Lampkin also held that the Local Records Act, the State Records Act and FOIA establish “a well-defined public policy favoring the proper retention of important public records for access by the public.”
The FOP on appeal argues the appeals court’s undoing of the arbitration award “relied upon the judicially crafted ‘public policy’ basis” and “stretched the public policy exception beyond its purpose.”
The Illinois AFL-CIO and the Illinois Fraternal Order of Police Labor Council filed a joint amicus brief in support of the FOP chapter’s argument that the court “failed to give due regard” to the Illinois Public Labor Relations Act and the Uniform Arbitration Act.
Joint amici briefs were also filed in support of the city by the Invisible Institute and the University of Chicago Law School’s Mandel Legal Aid Clinic as well as by the Reporters Committee for Freedom of the Press and 19 other news media organizations. Among the news organizations is the Illinois Press Association, of which Law Bulletin Media is a member.
The city is represented by corporation counsel Mark A. Flessner, Deputy Corporation Counsel Benna Ruth Soloman, Chief Assistant Corporation Counsel Myriam Zreczny Kasper and Senior Assistant Corporation Counsel Justin A. Houppert.
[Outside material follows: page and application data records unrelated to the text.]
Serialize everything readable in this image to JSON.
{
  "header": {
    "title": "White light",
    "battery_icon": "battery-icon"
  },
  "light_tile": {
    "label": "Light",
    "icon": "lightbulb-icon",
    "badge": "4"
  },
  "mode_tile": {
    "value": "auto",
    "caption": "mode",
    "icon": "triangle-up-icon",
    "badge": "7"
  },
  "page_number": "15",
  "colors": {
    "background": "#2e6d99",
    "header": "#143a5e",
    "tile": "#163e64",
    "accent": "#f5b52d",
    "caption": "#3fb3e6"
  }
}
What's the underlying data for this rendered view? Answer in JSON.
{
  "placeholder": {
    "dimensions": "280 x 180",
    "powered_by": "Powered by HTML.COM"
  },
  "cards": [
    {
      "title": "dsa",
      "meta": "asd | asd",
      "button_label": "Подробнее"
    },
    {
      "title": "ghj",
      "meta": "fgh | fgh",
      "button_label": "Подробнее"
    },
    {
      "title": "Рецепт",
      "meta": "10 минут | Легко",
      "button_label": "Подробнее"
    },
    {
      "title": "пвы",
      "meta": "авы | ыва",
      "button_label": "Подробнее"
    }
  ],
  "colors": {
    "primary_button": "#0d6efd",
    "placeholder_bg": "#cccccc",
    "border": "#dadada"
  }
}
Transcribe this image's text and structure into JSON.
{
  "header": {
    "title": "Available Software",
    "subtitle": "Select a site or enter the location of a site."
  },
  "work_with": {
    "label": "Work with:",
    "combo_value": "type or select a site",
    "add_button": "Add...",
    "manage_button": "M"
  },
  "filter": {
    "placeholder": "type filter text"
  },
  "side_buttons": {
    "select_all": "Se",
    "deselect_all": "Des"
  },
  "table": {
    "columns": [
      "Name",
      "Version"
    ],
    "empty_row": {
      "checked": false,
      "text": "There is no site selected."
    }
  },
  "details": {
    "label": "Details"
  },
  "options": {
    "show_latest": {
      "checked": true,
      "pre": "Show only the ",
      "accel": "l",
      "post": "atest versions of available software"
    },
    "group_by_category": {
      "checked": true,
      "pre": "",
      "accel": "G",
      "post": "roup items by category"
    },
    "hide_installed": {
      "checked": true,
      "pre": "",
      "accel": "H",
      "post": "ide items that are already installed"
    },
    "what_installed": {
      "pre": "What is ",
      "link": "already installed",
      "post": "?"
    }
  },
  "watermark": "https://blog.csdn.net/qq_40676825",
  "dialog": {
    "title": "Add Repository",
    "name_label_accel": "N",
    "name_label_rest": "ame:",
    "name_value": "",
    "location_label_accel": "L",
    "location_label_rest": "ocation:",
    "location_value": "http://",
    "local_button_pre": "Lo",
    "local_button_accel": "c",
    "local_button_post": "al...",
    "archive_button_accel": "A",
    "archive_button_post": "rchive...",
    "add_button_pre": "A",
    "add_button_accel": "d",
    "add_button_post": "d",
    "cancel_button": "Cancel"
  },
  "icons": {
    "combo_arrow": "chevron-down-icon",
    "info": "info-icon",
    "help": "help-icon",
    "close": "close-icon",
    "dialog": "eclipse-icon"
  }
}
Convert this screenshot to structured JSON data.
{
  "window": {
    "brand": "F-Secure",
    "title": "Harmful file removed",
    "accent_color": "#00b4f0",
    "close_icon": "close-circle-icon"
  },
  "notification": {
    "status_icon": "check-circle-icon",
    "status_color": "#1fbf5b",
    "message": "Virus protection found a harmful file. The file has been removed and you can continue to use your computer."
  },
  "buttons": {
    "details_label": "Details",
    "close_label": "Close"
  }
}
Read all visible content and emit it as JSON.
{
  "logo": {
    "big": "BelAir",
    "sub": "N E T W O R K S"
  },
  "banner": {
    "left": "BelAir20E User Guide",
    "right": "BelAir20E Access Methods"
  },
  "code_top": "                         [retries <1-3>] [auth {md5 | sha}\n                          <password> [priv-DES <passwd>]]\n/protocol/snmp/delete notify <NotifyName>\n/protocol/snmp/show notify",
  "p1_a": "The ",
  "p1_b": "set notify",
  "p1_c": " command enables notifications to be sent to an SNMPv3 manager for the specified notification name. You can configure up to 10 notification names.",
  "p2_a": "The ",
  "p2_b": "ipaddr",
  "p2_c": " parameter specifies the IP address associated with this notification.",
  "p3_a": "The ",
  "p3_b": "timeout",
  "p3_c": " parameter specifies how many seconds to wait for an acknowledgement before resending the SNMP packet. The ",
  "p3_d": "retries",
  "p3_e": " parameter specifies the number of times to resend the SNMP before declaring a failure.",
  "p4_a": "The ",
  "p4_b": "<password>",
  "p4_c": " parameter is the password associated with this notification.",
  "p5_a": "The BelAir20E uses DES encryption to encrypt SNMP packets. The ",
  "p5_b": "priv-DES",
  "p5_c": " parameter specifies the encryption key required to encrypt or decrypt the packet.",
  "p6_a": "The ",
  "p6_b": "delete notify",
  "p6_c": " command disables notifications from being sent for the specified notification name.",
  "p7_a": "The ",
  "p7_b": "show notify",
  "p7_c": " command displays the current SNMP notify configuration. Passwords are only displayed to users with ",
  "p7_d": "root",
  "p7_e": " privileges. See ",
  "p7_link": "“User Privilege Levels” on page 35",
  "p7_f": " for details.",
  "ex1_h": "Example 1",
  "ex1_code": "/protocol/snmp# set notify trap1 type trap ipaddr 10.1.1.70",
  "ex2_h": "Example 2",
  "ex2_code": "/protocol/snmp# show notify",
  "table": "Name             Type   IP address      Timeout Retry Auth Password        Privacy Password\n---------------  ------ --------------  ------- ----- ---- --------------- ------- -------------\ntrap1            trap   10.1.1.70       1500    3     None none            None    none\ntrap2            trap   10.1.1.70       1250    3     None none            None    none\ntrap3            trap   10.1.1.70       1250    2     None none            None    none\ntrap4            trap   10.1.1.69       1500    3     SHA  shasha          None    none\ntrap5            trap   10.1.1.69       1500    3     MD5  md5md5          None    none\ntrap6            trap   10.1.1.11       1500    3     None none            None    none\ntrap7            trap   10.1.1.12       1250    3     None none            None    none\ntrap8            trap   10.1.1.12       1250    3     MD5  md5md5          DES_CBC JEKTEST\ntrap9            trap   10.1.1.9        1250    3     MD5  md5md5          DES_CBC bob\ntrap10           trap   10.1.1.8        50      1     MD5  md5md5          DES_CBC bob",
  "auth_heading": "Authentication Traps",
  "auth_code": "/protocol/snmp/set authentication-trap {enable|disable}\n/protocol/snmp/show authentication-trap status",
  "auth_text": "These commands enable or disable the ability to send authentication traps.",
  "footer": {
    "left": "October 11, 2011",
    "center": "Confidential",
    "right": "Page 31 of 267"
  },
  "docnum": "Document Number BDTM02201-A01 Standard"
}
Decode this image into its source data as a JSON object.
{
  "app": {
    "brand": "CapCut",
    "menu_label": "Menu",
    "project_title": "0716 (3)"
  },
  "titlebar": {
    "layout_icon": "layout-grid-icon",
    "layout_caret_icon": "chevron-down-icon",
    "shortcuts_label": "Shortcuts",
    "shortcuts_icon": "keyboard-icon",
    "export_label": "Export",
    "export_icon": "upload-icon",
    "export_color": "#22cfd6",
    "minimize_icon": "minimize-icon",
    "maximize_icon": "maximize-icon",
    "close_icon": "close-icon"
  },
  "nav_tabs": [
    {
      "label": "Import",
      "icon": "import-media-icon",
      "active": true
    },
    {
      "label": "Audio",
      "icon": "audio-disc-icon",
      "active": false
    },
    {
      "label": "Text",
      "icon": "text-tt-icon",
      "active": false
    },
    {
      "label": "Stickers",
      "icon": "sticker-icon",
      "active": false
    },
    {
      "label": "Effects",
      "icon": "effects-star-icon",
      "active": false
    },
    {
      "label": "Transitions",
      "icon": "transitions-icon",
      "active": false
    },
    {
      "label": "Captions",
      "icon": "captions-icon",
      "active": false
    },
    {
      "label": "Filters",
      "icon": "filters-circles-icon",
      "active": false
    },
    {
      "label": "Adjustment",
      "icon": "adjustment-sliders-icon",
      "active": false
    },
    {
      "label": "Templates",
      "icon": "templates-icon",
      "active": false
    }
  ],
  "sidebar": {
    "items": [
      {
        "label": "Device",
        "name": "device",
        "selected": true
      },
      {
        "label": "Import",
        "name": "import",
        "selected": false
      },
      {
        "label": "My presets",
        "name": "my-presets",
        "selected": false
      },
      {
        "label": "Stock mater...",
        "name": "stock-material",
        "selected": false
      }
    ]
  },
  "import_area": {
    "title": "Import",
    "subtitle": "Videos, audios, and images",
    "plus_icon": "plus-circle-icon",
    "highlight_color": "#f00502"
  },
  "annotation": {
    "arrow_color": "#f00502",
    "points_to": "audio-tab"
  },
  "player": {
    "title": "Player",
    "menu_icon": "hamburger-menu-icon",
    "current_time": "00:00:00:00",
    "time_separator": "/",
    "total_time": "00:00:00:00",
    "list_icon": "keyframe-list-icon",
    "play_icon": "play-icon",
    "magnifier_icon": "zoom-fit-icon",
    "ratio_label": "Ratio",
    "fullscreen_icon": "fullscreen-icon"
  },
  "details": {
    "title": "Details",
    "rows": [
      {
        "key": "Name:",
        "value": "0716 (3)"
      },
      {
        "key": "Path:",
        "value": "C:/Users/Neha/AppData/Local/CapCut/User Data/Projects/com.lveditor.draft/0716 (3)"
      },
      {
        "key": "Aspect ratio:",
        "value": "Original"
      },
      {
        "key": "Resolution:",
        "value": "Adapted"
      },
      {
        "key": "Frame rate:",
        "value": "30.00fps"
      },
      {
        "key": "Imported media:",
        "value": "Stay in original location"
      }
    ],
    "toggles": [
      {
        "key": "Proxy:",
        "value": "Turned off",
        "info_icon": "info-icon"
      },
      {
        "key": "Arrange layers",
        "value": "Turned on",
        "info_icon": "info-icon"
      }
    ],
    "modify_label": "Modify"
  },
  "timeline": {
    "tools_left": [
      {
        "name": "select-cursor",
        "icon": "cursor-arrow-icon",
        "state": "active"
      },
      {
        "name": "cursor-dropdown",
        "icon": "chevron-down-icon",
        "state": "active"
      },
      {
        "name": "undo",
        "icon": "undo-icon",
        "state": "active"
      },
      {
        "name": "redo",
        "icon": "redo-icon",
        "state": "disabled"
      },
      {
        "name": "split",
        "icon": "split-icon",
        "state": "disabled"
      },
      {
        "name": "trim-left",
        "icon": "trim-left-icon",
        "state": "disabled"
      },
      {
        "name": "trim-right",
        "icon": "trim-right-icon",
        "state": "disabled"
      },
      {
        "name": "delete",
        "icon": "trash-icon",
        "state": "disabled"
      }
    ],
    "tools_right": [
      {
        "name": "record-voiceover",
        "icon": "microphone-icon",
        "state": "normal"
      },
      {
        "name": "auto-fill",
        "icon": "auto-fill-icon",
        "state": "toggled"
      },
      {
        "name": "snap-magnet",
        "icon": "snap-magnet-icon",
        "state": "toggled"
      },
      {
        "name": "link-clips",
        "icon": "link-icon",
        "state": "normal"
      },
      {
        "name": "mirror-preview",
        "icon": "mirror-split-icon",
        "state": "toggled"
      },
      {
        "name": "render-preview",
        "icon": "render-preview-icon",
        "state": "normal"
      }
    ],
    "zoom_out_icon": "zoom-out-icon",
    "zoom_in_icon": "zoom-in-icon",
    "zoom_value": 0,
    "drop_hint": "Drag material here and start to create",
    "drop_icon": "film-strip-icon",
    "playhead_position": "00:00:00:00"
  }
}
The FOP is represented by Pasquale A. Fioretto, Catherine M. Chapman, Brian C. Hlavin and Patrick N. Ryan of Baum Sigman Auerbach & Neuman Ltd.
Arguments in The City of Chicago v. Fraternal Order of Police, Chicago Lodge No. 7, No. 124831, is slated for oral arguments on March 17 in Springfield.